There’s progress on the Hoosier Drill Company. The windows are installed, the walls are painted and it’s nearly time for assembly and a roof. Once it’s in place on the cameo, I can fit the covered connector between the two buildings.

This is my second set of windows and they turned out well. I used a different technique that eliminated the gaps and poor fit of the first set. I also experimented with a brass framework around the perimeter instead of styrene strip. The 1/64 x 1/16 brass is stronger and helped stiffen the entire window. It was a simple matter to make a jig to hold these strips in place while I soldered the corners. It sounds tedious but is actually straightforward work thanks to the jig.

With the outer dimensions set, I build up each sash with styrene strip and clear styrene sheet. I pre-painted the various strips needed for sash and the mullions and muntins, and fit them in place using a drawing underneath the clear sheet. Once again this sounds more tedious than it actually was. Patience and a delicate touch got the job done.

I know some of you will suggest the many alternative methods I could have used. I’m well aware I could have modified a commercial product or used some form of mass production like resin casting. If I needed more than five or six, I would have made a master and cast them in resin. With only two windows it was simpler and faster to do it this way. Scratchbuilding the window frames also gave me exactly the pattern I wanted for this building. Duplicating the sash and proportions strengthens the character of the model in a way that a commercial product wouldn’t. The job was straightforward and I felt confident in tackling it. The regular work sessions are paying benefits.
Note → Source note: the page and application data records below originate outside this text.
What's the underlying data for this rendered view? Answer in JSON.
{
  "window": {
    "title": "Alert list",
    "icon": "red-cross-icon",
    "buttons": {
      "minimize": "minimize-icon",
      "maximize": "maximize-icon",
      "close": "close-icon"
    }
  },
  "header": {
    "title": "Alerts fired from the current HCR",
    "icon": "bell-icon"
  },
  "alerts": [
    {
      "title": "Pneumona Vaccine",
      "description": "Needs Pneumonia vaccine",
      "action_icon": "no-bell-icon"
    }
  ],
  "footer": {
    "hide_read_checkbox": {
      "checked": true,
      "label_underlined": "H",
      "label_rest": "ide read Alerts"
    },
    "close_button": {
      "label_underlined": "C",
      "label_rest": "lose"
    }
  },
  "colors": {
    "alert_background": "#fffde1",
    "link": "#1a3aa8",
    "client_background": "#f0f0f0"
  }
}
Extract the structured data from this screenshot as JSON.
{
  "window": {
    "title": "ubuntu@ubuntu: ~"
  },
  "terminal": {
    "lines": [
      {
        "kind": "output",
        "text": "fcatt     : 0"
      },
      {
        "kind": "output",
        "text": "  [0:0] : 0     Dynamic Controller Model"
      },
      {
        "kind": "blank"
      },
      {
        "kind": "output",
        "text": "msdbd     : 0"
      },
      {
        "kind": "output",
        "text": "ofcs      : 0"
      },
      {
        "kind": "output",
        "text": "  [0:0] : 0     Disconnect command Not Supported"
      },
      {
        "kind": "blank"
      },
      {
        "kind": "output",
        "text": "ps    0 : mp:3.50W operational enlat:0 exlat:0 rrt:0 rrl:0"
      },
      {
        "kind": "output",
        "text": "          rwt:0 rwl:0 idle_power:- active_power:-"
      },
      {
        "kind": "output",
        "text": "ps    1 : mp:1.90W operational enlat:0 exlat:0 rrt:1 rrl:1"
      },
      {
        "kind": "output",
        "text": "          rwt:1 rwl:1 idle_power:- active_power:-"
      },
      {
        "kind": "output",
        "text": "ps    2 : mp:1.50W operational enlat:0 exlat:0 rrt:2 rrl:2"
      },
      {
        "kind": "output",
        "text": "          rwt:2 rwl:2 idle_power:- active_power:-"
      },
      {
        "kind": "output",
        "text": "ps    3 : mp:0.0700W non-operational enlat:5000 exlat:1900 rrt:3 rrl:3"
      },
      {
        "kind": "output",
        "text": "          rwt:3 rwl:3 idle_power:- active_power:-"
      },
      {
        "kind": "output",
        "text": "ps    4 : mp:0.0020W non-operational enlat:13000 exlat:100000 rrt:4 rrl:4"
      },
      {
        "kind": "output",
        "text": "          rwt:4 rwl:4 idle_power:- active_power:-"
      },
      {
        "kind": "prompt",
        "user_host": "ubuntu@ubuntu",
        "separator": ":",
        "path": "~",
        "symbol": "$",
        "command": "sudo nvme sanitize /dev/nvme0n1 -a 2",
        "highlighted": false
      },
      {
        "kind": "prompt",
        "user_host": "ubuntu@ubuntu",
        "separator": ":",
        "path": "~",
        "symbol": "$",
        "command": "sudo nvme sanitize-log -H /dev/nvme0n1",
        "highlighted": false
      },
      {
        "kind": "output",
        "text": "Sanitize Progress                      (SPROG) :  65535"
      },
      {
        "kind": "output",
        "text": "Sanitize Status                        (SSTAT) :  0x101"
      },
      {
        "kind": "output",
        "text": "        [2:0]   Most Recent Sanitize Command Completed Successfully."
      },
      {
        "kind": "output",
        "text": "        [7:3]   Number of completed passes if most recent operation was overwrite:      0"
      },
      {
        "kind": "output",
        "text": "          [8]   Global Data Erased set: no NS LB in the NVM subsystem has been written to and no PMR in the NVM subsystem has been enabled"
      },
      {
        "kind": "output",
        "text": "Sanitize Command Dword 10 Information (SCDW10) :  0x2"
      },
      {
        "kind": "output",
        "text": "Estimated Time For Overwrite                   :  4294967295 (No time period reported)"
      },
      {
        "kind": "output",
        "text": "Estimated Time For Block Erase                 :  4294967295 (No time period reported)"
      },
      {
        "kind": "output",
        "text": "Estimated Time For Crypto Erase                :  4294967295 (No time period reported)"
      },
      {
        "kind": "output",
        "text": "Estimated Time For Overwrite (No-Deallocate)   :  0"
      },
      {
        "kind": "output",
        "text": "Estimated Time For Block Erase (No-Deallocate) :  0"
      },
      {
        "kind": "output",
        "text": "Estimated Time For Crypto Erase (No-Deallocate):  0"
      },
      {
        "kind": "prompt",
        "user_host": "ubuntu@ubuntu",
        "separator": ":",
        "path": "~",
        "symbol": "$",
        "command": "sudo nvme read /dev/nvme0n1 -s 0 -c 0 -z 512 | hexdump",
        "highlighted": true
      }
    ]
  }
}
Once this building is done, the cameo will be complete except for final detailing. The corner of 13th and North E is quickly becoming one of my favorite photography locations to capture what’s spotted at the warehouse (opening photo).



  1. Michael Lytle


    Using brass to form window frames – great idea. I enjoy working with brass and this concepts really rings home to me. I can see building or buying a ring roller in order to make arched topped window. I model in S and the selection of available windows leaves something to be desired. While I have done windows out of styrene, I have never been satisfied with the durability and/or appearance. Often times the muttons will warp because of the glue. Lastly, it’s often hard to get a good styrene to styrene joint especially when working with fine material. It’s easy to solder brass butt joints. With a little cleanup, the excess solder goes away.

    Once again, thank you for your creativity and willingness to embrace new materials


  2. mike

    Hi Michael,
    The window situation is similar in quarter-inch scale. Durability isn’t the issue but a limited selection is. I’m glad I only needed a handful, otherwise I would have made a master and cast the rest in resin.